## Raw data
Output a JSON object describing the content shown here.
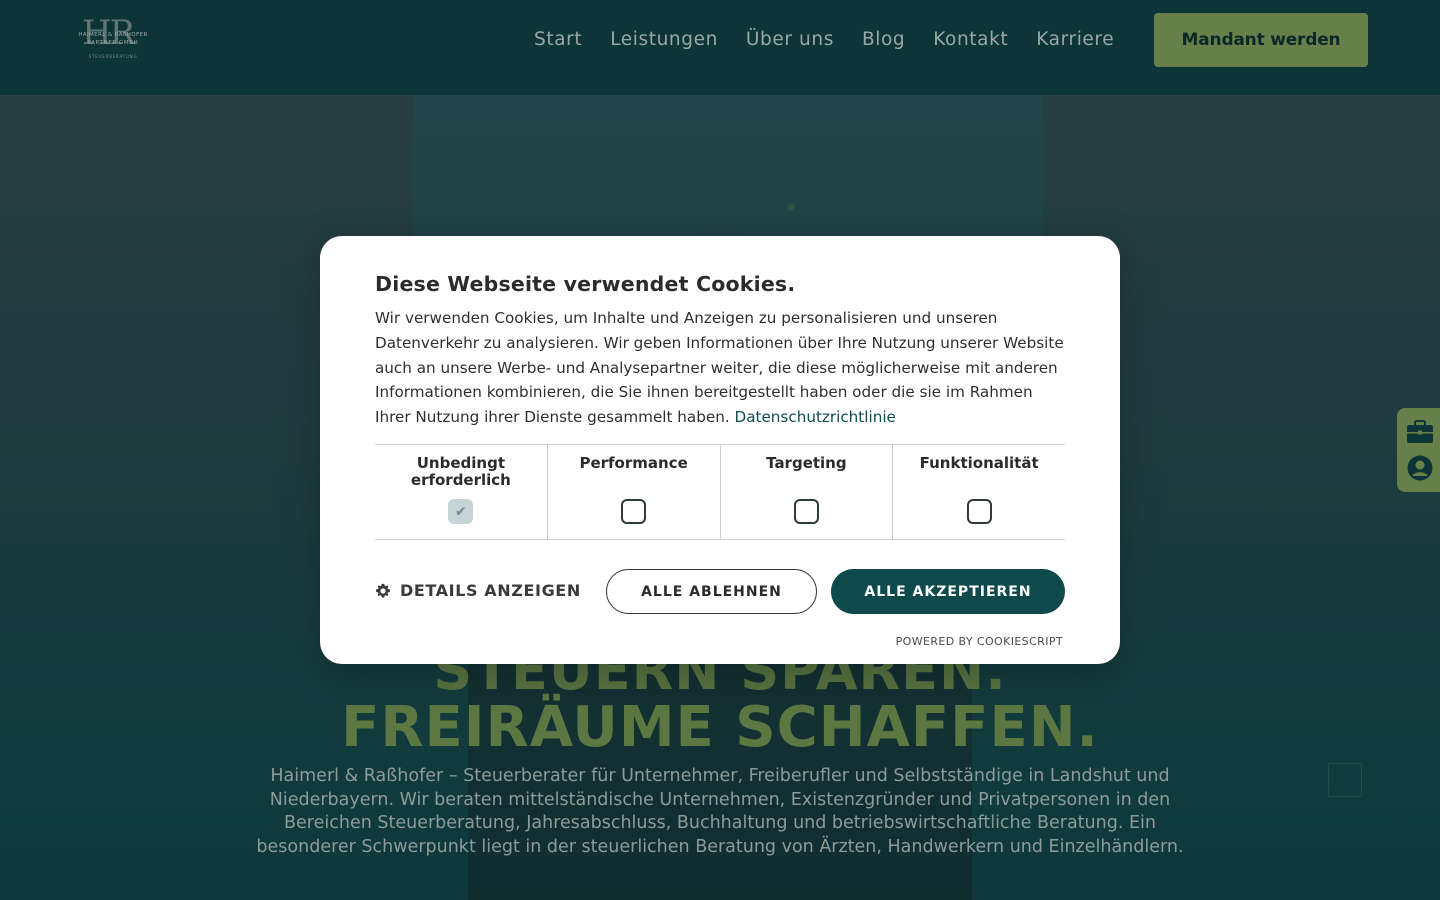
{
  "header": {
    "logo": {
      "mark": "HR",
      "line1": "HAIMERL & RAßHOFER",
      "line2": "PARTNER GMBH",
      "line3": "STEUERBERATUNG"
    },
    "nav": [
      "Start",
      "Leistungen",
      "Über uns",
      "Blog",
      "Kontakt",
      "Karriere"
    ],
    "cta_label": "Mandant werden"
  },
  "hero": {
    "headline_line1": "STEUERN SPAREN.",
    "headline_line2": "FREIRÄUME SCHAFFEN.",
    "text": "Haimerl & Raßhofer – Steuerberater für Unternehmer, Freiberufler und Selbstständige in Landshut und Niederbayern. Wir beraten mittelständische Unternehmen, Existenzgründer und Privatpersonen in den Bereichen Steuerberatung, Jahresabschluss, Buchhaltung und betriebswirtschaftliche Beratung. Ein besonderer Schwerpunkt liegt in der steuerlichen Beratung von Ärzten, Handwerkern und Einzelhändlern."
  },
  "side_dock": {
    "icons": [
      "briefcase-icon",
      "user-icon"
    ]
  },
  "cookie_banner": {
    "title": "Diese Webseite verwendet Cookies.",
    "body": "Wir verwenden Cookies, um Inhalte und Anzeigen zu personalisieren und unseren Datenverkehr zu analysieren. Wir geben Informationen über Ihre Nutzung unserer Website auch an unsere Werbe- und Analysepartner weiter, die diese möglicherweise mit anderen Informationen kombinieren, die Sie ihnen bereitgestellt haben oder die sie im Rahmen Ihrer Nutzung ihrer Dienste gesammelt haben.",
    "privacy_link": "Datenschutzrichtlinie",
    "categories": [
      {
        "label": "Unbedingt erforderlich",
        "checked": true,
        "disabled": true
      },
      {
        "label": "Performance",
        "checked": false
      },
      {
        "label": "Targeting",
        "checked": false
      },
      {
        "label": "Funktionalität",
        "checked": false
      }
    ],
    "details_label": "DETAILS ANZEIGEN",
    "reject_label": "ALLE ABLEHNEN",
    "accept_label": "ALLE AKZEPTIEREN",
    "powered_by": "POWERED BY COOKIESCRIPT"
  },
  "colors": {
    "header_bg": "#0e3b3c",
    "accent_green": "#7c9552",
    "headline_green": "#6f8c4a",
    "accept_button": "#0e4a4c"
  }
}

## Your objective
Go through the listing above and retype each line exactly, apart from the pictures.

## Response area
Output a JSON object describing the content shown here.
{
  "header": {
    "logo": {
      "mark": "HR",
      "line1": "HAIMERL & RAßHOFER",
      "line2": "PARTNER GMBH",
      "line3": "STEUERBERATUNG"
    },
    "nav": [
      "Start",
      "Leistungen",
      "Über uns",
      "Blog",
      "Kontakt",
      "Karriere"
    ],
    "cta_label": "Mandant werden"
  },
  "hero": {
    "headline_line1": "STEUERN SPAREN.",
    "headline_line2": "FREIRÄUME SCHAFFEN.",
    "text": "Haimerl & Raßhofer – Steuerberater für Unternehmer, Freiberufler und Selbstständige in Landshut und Niederbayern. Wir beraten mittelständische Unternehmen, Existenzgründer und Privatpersonen in den Bereichen Steuerberatung, Jahresabschluss, Buchhaltung und betriebswirtschaftliche Beratung. Ein besonderer Schwerpunkt liegt in der steuerlichen Beratung von Ärzten, Handwerkern und Einzelhändlern."
  },
  "side_dock": {
    "icons": [
      "briefcase-icon",
      "user-icon"
    ]
  },
  "cookie_banner": {
    "title": "Diese Webseite verwendet Cookies.",
    "body": "Wir verwenden Cookies, um Inhalte und Anzeigen zu personalisieren und unseren Datenverkehr zu analysieren. Wir geben Informationen über Ihre Nutzung unserer Website auch an unsere Werbe- und Analysepartner weiter, die diese möglicherweise mit anderen Informationen kombinieren, die Sie ihnen bereitgestellt haben oder die sie im Rahmen Ihrer Nutzung ihrer Dienste gesammelt haben.",
    "privacy_link": "Datenschutzrichtlinie",
    "categories": [
      {
        "label": "Unbedingt erforderlich",
        "checked": true,
        "disabled": true
      },
      {
        "label": "Performance",
        "checked": false
      },
      {
        "label": "Targeting",
        "checked": false
      },
      {
        "label": "Funktionalität",
        "checked": false
      }
    ],
    "details_label": "DETAILS ANZEIGEN",
    "reject_label": "ALLE ABLEHNEN",
    "accept_label": "ALLE AKZEPTIEREN",
    "powered_by": "POWERED BY COOKIESCRIPT"
  },
  "colors": {
    "header_bg": "#0e3b3c",
    "accent_green": "#7c9552",
    "headline_green": "#6f8c4a",
    "accept_button": "#0e4a4c"
  }
}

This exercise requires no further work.